Catalogue No. 18
Canvas 28.5 x 38.5 ins.

Artist: Wilson, Richard, RA
A View of the Villa Chigi at Ariccia

1713/14 -1782
Canvas 28.5 x 38.5 ins.

Collection Details
Bought from the artist by Sir Watkin Williams-Wynn, 4th Bt.  Among the Wynnstay papers is a document in Wilson’s handwriting, headed Sir Watkin Williams Wynn Bart to Richd. Wilson Dr. June 5th 1770.  It contains inter alia these two entries: To a Landskip taken in the Villa Ghigi at Lariccia £26:6:0 and Its Companion £26:6:0.  These must refer to the present picture and its companion (cf Constable, infra, 1954).  Sold by Sir Watkin Williams-Wynn at Sotheby’s, 7 July 1965, when it was bought by Lord Faringdon.

E K Waterhouse, Burlington Magazine, LXXXVIII, 1946, p. 227; W G Constable, Wilson, 1953, pp. 88, 184, pl. 53b; idem, ‘Richard Wilson: Some Pentimenti’, Burlington Magazine, XCVI, 1954, p. 140.

Exhibition Details
Probably the picture exhibited with its companion at the BI in 1814 (Nos. 127, 144) and 1848 (Nos 131, 139) and at Manchester, Art Treasures, 1857 (Nos. 151, 162) variously entitled Woody Scene, View in Wales, etc; exhibited by the Arts Council, Masterpieces from Welsh Houses, 1946, No. 13.
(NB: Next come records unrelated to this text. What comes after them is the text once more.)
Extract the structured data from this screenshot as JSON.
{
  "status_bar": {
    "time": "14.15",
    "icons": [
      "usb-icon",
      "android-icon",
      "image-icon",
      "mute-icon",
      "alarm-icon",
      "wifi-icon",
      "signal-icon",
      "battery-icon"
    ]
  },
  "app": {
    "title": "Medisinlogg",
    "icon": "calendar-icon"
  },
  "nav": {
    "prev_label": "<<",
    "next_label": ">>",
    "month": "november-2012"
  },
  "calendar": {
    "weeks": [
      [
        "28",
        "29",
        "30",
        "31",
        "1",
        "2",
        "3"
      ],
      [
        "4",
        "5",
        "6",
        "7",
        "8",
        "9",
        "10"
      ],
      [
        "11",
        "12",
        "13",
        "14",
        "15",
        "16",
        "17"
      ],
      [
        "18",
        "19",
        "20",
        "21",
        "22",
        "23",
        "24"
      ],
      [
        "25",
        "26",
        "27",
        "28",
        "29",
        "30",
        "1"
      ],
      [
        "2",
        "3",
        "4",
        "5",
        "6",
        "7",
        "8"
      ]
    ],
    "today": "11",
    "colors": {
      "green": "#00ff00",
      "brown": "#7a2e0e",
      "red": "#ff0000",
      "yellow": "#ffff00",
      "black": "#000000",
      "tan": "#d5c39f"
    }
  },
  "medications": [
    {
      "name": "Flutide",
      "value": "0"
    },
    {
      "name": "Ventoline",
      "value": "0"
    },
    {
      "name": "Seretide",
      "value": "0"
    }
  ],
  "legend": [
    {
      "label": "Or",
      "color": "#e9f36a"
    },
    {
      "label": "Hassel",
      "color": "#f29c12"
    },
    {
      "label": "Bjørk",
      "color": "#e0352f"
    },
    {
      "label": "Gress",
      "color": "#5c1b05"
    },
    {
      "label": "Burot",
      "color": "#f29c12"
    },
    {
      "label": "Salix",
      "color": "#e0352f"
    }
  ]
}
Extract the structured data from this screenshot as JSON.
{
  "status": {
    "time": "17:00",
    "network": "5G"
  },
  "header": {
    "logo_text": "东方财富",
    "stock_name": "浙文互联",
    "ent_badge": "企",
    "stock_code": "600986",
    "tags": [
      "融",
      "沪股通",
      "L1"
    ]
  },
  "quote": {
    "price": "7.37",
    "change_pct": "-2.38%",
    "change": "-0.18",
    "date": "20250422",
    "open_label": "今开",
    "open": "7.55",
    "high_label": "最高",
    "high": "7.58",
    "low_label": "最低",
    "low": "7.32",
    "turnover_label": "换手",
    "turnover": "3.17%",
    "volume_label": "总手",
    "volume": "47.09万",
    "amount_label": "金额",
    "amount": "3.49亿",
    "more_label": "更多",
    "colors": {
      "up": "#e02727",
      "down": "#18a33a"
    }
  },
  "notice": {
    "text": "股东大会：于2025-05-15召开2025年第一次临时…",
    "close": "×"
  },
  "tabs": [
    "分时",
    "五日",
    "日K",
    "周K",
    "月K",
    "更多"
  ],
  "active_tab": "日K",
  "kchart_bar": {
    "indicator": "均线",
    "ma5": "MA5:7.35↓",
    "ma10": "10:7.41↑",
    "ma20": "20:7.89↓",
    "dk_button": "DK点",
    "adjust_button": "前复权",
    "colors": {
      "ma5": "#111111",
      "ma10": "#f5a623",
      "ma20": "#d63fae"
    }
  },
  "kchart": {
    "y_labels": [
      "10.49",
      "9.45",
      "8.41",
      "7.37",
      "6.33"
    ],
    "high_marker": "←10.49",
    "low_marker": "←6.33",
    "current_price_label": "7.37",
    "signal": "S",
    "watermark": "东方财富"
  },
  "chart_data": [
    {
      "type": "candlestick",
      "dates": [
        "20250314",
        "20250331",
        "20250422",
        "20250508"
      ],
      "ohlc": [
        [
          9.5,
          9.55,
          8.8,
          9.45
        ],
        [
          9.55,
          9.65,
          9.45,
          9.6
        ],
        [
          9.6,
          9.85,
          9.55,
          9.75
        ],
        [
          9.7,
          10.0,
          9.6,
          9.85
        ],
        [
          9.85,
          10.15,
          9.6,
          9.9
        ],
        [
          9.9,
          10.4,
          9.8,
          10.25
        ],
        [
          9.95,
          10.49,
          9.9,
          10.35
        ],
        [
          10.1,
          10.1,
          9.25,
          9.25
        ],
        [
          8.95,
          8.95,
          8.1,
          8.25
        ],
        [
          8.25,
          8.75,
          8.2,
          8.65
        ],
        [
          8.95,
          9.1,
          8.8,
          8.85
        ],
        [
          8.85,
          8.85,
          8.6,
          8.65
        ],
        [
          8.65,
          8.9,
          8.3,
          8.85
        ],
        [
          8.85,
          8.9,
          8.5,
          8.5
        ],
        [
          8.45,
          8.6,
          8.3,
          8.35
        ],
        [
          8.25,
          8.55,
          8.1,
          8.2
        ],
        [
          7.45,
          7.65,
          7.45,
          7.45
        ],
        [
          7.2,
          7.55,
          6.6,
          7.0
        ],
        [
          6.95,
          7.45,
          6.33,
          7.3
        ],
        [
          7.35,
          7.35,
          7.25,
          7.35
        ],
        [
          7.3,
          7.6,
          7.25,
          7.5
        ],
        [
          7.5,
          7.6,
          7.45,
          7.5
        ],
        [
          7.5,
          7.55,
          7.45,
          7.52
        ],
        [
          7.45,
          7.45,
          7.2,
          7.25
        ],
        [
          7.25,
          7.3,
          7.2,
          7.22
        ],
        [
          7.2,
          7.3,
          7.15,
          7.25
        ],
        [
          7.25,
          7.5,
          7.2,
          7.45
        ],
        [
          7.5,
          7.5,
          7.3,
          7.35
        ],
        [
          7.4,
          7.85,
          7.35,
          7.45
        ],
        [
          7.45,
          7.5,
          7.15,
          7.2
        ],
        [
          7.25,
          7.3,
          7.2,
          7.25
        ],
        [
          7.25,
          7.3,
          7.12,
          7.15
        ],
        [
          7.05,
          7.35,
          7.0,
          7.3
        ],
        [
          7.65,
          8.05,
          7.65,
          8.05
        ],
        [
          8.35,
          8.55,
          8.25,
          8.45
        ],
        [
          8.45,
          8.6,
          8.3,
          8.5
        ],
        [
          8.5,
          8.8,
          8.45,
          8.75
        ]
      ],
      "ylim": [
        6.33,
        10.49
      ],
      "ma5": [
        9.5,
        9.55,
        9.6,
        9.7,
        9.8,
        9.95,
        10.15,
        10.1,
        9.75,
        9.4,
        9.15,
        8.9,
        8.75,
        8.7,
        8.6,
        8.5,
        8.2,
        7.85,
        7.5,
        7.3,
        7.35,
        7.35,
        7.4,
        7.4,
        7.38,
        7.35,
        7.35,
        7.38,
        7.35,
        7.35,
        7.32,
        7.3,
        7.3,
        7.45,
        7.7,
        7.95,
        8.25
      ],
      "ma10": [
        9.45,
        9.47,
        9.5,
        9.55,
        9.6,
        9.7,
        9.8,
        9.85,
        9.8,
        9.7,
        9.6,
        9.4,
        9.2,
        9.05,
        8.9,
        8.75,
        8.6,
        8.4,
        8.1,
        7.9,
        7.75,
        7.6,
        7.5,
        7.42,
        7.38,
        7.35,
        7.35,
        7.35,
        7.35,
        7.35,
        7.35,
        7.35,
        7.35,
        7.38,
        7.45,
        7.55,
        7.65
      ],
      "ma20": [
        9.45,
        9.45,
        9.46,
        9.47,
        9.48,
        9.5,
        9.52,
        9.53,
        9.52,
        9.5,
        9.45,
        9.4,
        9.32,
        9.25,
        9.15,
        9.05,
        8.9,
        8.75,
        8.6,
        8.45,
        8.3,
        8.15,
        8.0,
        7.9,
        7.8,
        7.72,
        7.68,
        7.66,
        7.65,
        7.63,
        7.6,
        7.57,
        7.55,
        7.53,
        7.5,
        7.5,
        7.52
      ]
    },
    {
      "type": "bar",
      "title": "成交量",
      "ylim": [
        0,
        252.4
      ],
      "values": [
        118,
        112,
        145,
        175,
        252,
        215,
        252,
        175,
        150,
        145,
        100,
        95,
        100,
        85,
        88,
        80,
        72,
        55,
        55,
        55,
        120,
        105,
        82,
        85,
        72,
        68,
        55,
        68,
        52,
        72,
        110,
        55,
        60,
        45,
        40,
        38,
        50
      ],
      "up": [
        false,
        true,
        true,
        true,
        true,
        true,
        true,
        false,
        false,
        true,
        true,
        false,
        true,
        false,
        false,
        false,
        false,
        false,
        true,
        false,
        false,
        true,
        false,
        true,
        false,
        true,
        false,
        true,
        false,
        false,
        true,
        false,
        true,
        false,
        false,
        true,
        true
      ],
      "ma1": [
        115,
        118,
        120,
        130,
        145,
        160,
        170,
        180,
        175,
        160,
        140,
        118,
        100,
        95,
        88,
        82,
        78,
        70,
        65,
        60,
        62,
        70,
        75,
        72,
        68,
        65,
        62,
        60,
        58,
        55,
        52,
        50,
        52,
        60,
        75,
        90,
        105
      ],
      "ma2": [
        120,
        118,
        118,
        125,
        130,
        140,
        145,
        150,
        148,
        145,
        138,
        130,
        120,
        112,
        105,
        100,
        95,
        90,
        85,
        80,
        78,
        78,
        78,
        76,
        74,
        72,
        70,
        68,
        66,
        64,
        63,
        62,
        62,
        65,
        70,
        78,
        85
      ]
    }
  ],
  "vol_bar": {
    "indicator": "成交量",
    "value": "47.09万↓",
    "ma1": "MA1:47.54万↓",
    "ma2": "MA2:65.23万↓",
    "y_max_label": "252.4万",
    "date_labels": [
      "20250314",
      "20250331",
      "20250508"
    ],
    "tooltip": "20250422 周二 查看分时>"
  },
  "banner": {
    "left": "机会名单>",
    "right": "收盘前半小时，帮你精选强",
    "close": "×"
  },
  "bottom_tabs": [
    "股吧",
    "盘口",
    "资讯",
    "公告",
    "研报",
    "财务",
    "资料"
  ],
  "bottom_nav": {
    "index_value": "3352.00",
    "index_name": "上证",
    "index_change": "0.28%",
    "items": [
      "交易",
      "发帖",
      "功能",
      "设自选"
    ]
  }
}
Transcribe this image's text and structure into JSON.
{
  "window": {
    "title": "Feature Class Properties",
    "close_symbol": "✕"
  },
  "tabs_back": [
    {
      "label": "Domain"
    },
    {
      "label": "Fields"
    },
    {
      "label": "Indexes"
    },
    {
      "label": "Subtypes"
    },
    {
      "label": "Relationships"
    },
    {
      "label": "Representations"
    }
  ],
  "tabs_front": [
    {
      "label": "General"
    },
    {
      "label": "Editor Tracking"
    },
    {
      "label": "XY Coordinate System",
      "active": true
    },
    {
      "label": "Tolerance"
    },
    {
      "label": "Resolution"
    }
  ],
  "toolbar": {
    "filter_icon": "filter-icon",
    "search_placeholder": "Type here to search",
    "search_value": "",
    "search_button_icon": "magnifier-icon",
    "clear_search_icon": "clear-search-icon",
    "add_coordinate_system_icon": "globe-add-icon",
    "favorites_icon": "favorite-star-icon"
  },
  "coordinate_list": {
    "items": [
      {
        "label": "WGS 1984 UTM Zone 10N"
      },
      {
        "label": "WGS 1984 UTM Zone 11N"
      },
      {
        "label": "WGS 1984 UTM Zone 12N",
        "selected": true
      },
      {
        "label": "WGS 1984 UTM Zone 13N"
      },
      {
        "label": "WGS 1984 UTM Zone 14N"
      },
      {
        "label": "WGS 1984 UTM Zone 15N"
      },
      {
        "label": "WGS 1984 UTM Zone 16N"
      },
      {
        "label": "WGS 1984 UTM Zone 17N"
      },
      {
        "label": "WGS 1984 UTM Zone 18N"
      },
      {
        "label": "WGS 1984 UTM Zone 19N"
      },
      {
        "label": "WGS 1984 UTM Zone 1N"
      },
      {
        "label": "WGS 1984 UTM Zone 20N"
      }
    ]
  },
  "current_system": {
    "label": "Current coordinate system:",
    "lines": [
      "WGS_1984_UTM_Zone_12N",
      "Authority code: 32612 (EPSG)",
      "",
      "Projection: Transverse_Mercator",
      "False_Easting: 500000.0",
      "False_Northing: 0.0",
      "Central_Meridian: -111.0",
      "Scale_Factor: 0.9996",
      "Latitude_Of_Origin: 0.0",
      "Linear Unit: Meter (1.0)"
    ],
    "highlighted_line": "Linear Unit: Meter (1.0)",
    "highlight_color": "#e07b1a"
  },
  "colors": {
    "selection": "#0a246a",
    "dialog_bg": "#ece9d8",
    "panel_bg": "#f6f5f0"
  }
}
Companion Picture
for this picture, see Constable (1953), pl. 53a, as Sandpit and Ruins in a Glade,  and idem (1954) with the corrected identification.  It remained in the Williams-Wynn collection until it was sold in 1965.

Until the publication by Constable in 1954 of the document partly quoted above, the picture was always assumed to be a Welsh landscape, probably to be equated with one of the ‘two small views in Wales’ mentioned by Benjamin Booth, the well-known collector of Wilson’s paintings, as hanging in Sir Watkin Williams-Wynn’s house in St James’s Square (unpublished notes, document 4).  Constable (1953), in tentatively dating the picture, then described as Sandpit and Ruins in a Glade, 1758–60 – ie, soon after Wilson’s return to England from Italy – added the rider that it was painted in a style to which the artist was to revert in the late 1760s.  In view of the date of the picture’s acquisition, the hypothesis of a later date may be correct.


On the other hand, the supposition that it was an earlier painting, later modified, cannot be discounted.  It is paradoxical that Waterhouse emphasises, in what we now know to be an Italian view, its Dutch characteristics (the patch of sunlight in a woodland glade is a popular theme in Dutch painting).  He adds of this area that Wilson had ‘carelessly painted it over a landscape – perhaps with Italian ruins – which he did not trouble fully to eliminate …’


The frame was probably designed by Adams.